The Future Regulation of Health and Adult Social Care in England says the new regulator Ofcare will be able to charge fees for registering providers.

Ofcare will replace the Healthcare Commission, which charges for registration of independent providers, the Commission for Social Care Inspection, which also charges registration fees, and the Mental Health Act Commission.

The document states: 'Ofcare will be able to charge fees for registering providers. NHS providers will be part of the same regulatory regime as other providers of health and social care. To ensure a fair playing field, existing NHS providers will be brought into the new registration regime and future NHS providers will be required to register.'

'Fair approach'

It adds that the registration regime will be proportionally and flexibly applied, depending on the size and type of provider, to ensure it is fair.

The document says the registration format will allow action to be taken against component parts of a provider without compromising its ability to deliver other services.

The fees mark Ofcare out from similar organisations such as Ofsted, Ofcom and Ofwat, which have no such system.

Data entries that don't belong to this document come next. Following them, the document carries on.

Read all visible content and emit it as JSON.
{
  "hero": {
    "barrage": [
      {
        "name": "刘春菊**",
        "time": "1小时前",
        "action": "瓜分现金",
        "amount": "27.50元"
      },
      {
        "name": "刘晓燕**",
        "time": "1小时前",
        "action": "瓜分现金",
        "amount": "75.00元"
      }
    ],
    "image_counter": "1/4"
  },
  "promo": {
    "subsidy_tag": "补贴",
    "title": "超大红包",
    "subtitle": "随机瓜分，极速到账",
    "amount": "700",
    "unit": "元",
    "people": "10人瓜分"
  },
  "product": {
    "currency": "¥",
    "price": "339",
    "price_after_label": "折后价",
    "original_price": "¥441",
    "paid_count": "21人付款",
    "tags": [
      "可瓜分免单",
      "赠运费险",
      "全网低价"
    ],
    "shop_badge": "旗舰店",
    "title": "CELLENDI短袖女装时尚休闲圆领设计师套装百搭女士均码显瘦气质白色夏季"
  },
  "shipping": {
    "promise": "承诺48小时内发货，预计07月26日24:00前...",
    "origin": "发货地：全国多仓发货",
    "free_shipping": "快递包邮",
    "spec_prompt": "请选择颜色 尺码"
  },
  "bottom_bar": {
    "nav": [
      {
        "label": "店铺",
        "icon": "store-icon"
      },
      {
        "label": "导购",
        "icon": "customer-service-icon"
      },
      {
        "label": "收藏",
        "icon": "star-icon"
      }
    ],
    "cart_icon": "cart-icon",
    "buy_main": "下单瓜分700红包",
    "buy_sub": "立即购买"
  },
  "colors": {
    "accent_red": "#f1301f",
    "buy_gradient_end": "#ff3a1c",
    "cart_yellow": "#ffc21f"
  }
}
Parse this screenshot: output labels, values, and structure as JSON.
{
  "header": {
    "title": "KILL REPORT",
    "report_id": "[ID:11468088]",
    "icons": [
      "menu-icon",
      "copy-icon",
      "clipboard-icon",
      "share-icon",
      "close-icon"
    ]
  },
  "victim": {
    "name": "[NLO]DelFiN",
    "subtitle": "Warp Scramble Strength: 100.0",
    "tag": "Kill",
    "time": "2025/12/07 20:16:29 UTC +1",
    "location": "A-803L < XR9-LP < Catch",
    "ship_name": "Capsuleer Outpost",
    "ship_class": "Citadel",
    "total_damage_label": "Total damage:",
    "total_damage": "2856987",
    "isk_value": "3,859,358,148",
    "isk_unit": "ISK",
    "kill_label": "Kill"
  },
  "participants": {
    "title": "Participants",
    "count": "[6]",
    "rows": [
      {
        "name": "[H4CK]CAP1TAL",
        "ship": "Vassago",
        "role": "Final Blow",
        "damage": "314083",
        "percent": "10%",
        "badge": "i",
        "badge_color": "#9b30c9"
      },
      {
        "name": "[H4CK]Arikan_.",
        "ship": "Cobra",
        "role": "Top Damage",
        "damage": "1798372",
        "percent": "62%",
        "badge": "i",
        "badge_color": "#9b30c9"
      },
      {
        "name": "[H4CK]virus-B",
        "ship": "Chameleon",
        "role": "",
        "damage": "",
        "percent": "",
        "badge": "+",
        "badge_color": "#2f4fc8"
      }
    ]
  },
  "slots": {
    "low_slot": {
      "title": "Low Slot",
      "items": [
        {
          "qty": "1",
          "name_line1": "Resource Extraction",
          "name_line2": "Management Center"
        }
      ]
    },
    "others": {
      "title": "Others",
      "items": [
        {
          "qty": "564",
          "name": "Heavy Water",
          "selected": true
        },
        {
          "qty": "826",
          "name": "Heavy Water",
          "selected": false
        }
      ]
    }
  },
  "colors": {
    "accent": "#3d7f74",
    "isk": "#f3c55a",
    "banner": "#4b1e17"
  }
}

First steps

The first wave of providers that will need to be registered to offer health or adult social care are providers of acute and community care; mental health and learning disability services; domiciliary care agencies; care homes (including those providing nursing); adult placement schemes and nursing agencies.

Foundation trusts and those aspiring to foundation status will need to register and maintain their registration. The health secretary will be able to amend the scope of registration.

The document says: 'The government will consider bringing primary medical care within the remit of Ofcare in future but only after consulting more widely.'

It also details how transition will be achieved, saying the DoH is committed to establishing the new regulator in October 2008, subject to legislation, and that it will commence full operations in April 2009.